Ceph Recovery Limits and Tips

Production Maintenance

These are the essentials for keeping a cluster working while doing backfill / recovery.  You can play with the recovery sleep interval depending on how fast your devices are.  Some SSD can live with 0.01 and others prefer values like 0.25.   I’ve worked with a lot of OLD worn out SSD that have a lot of garbage collection and they work best at 0.25 or more.  Keep in mind the higher the value the less the cluster will queue for recovery.  Longer recovery vs performance…

ceph tell osd.* injectargs '--osd_recovery_op_priority 1'
ceph tell osd.* injectargs '--osd_max_backfills 1'
ceph tell osd.* injectargs '--osd-recovery-max-active 1'
ceph tell osd.* injectargs '--osd-max-recovery-threads 1'
ceph tell osd.* injectargs '--osd-client-op-priority 63'
#This is the magic nut butter for keeping things running smooth, default is 0s, we use 0.50s so things are stable while we recover.
ceph tell osd.* injectargs '--osd_recovery_sleep 0.50'

Taking out OSD on small Clusters

Sometimes, typically in a “small” cluster with few hosts (for instance with a small testing cluster), the fact to take out the OSD can spawn a CRUSH corner case where some PGs remain stuck in the active+remapped state. If you are in this case, you should mark the OSD in with:

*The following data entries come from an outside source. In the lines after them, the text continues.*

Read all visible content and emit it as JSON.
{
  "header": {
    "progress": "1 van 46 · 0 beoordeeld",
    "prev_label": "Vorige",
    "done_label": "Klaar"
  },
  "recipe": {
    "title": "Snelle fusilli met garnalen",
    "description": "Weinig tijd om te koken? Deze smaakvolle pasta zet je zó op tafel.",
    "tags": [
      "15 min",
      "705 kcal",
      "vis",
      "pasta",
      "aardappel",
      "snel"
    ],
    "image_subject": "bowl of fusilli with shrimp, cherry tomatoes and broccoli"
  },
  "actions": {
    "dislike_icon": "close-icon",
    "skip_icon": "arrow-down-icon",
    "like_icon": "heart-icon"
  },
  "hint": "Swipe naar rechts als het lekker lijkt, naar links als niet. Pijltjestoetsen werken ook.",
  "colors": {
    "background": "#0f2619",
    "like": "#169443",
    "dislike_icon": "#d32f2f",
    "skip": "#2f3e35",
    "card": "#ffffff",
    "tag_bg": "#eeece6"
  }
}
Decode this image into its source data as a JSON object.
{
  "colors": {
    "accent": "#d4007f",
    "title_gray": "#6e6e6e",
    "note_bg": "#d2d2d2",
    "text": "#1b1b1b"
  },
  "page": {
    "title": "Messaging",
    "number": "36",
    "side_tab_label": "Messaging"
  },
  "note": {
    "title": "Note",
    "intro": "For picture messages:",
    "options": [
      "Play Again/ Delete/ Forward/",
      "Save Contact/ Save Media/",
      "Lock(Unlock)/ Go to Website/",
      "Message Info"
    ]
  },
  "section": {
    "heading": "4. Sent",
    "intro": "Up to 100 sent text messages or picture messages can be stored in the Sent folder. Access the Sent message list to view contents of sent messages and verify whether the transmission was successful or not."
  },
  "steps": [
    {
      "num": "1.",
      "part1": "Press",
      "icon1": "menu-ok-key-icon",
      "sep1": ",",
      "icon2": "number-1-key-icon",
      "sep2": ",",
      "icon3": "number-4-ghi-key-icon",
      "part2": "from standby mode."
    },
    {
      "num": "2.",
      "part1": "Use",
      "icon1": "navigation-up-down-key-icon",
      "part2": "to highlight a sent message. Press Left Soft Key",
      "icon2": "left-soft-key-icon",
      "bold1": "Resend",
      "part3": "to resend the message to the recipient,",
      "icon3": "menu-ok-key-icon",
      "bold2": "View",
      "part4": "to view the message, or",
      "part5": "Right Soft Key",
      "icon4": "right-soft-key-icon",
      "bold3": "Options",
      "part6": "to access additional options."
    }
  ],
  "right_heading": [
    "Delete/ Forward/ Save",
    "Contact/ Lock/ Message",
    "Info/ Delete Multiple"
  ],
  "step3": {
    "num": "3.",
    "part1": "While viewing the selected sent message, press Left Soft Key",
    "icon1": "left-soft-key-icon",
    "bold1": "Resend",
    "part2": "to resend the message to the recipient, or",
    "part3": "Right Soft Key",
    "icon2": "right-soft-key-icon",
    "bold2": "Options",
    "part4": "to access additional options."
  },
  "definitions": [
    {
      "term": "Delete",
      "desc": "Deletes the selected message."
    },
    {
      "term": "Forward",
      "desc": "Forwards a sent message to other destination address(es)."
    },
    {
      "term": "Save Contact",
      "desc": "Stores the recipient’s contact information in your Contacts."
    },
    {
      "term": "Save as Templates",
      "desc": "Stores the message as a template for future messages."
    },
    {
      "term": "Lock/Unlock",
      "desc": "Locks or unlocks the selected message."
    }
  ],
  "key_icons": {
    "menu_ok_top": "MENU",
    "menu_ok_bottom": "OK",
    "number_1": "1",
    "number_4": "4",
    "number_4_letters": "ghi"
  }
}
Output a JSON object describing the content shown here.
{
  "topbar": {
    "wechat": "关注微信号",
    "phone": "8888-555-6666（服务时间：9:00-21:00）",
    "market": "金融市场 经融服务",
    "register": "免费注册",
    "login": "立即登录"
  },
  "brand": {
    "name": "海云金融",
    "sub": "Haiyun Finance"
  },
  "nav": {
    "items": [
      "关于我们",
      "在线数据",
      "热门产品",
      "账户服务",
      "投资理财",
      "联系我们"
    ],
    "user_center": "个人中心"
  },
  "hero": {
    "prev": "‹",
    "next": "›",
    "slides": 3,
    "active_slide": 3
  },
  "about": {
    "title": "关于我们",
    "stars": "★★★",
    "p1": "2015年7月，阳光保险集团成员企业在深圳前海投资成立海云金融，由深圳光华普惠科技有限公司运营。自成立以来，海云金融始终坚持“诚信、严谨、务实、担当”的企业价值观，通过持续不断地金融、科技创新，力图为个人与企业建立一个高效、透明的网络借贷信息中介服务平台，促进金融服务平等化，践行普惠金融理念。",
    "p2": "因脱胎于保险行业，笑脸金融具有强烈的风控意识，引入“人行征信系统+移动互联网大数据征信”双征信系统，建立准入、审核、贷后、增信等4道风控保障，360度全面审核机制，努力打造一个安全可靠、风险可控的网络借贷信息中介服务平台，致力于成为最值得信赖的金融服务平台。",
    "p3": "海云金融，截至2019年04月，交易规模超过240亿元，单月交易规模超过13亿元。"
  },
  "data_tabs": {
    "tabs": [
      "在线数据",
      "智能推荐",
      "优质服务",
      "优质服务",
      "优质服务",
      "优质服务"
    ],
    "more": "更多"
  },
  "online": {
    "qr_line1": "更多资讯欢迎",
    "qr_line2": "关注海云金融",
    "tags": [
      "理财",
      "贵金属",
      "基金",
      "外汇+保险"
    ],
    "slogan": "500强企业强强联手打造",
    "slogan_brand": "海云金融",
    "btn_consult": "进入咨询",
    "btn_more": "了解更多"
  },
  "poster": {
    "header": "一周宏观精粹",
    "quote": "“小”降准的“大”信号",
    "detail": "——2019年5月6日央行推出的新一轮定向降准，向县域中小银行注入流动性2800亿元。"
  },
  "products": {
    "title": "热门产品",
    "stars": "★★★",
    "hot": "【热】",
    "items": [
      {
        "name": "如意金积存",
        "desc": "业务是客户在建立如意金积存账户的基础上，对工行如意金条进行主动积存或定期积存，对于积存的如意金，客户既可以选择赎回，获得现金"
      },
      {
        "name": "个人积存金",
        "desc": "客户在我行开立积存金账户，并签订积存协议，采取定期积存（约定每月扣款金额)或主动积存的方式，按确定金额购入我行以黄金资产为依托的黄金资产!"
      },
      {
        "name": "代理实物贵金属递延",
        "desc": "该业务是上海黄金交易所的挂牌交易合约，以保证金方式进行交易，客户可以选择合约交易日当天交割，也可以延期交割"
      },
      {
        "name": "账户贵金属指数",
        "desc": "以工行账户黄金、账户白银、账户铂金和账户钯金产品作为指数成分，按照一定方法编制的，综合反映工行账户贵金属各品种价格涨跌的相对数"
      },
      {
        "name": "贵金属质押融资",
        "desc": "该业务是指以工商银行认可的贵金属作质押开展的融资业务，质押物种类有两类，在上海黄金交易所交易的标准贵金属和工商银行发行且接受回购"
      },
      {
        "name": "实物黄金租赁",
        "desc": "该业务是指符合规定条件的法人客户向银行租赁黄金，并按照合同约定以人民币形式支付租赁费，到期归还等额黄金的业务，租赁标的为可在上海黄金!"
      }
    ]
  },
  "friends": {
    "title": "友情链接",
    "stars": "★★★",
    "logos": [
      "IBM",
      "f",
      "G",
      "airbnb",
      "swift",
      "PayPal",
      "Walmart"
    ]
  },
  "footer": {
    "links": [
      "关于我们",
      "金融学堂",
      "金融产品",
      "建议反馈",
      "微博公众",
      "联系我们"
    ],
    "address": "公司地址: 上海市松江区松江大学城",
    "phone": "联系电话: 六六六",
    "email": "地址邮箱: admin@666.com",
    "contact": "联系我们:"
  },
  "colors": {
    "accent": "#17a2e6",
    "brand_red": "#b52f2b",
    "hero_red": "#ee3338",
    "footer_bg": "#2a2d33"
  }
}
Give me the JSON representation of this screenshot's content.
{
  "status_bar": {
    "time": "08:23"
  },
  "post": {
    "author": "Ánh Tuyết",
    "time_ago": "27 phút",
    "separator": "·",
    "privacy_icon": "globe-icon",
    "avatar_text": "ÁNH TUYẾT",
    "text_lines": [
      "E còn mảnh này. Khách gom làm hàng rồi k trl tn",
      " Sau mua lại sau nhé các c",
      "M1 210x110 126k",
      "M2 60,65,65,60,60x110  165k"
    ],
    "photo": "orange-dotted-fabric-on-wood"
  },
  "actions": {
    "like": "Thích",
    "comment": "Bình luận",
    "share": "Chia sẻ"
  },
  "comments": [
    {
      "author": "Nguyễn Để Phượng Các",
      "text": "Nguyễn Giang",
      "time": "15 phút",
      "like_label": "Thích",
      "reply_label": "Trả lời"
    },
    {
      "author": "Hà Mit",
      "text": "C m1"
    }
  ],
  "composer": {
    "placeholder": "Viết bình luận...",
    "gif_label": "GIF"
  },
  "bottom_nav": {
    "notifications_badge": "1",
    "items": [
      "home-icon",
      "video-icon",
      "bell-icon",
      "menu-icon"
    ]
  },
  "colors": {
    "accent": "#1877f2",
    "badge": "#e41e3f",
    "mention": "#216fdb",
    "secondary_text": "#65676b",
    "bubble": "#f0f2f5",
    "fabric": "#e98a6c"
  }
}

ceph osd in {osd-num}

to come back to the initial state and then, instead of marking out the OSD, set its weight to 0 with:

ceph osd crush reweight osd.{osd-num} 0

After that, you can observe the data migration which should come to its end. The difference between marking out the OSD and reweighting it to 0 is that in the first case the weight of the bucket which contains the OSD is not changed whereas in the second case the weight of the bucket is updated (and decreased of the OSD weight). The reweight command could be sometimes favoured in the case of a “small” cluster.